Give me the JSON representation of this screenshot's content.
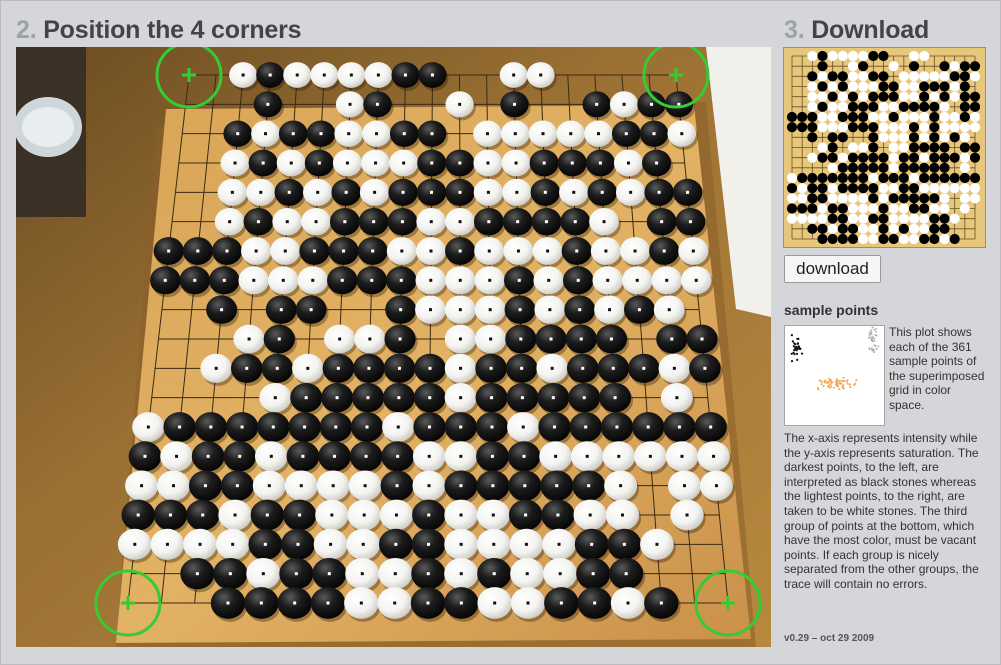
{
  "steps": {
    "position": {
      "number": "2.",
      "title": "Position the 4 corners"
    },
    "download": {
      "number": "3.",
      "title": "Download"
    }
  },
  "photo": {
    "description_icon": "go-board-photo",
    "corner_marker_icon": "crosshair-handle-icon",
    "marker_color": "#33cc33"
  },
  "preview": {
    "board_color": "#e6c77c",
    "rows": [
      "..OXOOOOXX..OO.....",
      "...X..OX..O.X..XOXX",
      "..XOXXOOXX.OOOOOXXO",
      "..OXOXOOOXXOOXXXOX.",
      "..OOXOXOXXXOOXOXOXX",
      "..OXOOXXXOOXXXXO.XX",
      "XXXOOXXXOOXOOOXOOXO",
      "XXXOOOXXXOOOXOXOOOO",
      "..X.XX..XOOOXOXOXO.",
      "...OX.OOX.OOXXXX.XX",
      "..OXXOXXXXOXXOXXXOX",
      "....OXXXXXOXXXXX.O.",
      "OXXXXXXXOXXXOXXXXXX",
      "XOXXOXXXXOOXXOOOOOO",
      "OOXXOOOOXOXXXXXO.OO",
      "XXXOXXOOOXOOXXOO.O.",
      "OOOOXXOOXXOOOOXXO..",
      "..XXOXXOOXOXOOXX...",
      "...XXXXOOXXOOXXOX.."
    ]
  },
  "download_button": {
    "label": "download"
  },
  "sample_points": {
    "heading": "sample points",
    "description_intro": "This plot shows each of the 361 sample points of the superimposed grid in color space.",
    "description_body": "The x-axis represents intensity while the y-axis represents saturation. The darkest points, to the left, are interpreted as black stones whereas the lightest points, to the right, are taken to be white stones. The third group of points at the bottom, which have the most color, must be vacant points. If each group is nicely separated from the other groups, the trace will contain no errors.",
    "x_axis": "intensity",
    "y_axis": "saturation",
    "groups": [
      {
        "name": "black stones",
        "color": "#111111"
      },
      {
        "name": "white stones",
        "color": "#aaaaaa"
      },
      {
        "name": "vacant points",
        "color": "#f4a24a"
      }
    ]
  },
  "version": "v0.29 – oct 29 2009"
}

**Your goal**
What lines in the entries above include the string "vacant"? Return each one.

**Response**
    "description_body": "The x-axis represents intensity while the y-axis represents saturation. The darkest points, to the left, are interpreted as black stones whereas the lightest points, to the right, are taken to be white stones. The third group of points at the bottom, which have the most color, must be vacant points. If each group is nicely separated from the other groups, the trace will contain no errors.",
        "name": "vacant points",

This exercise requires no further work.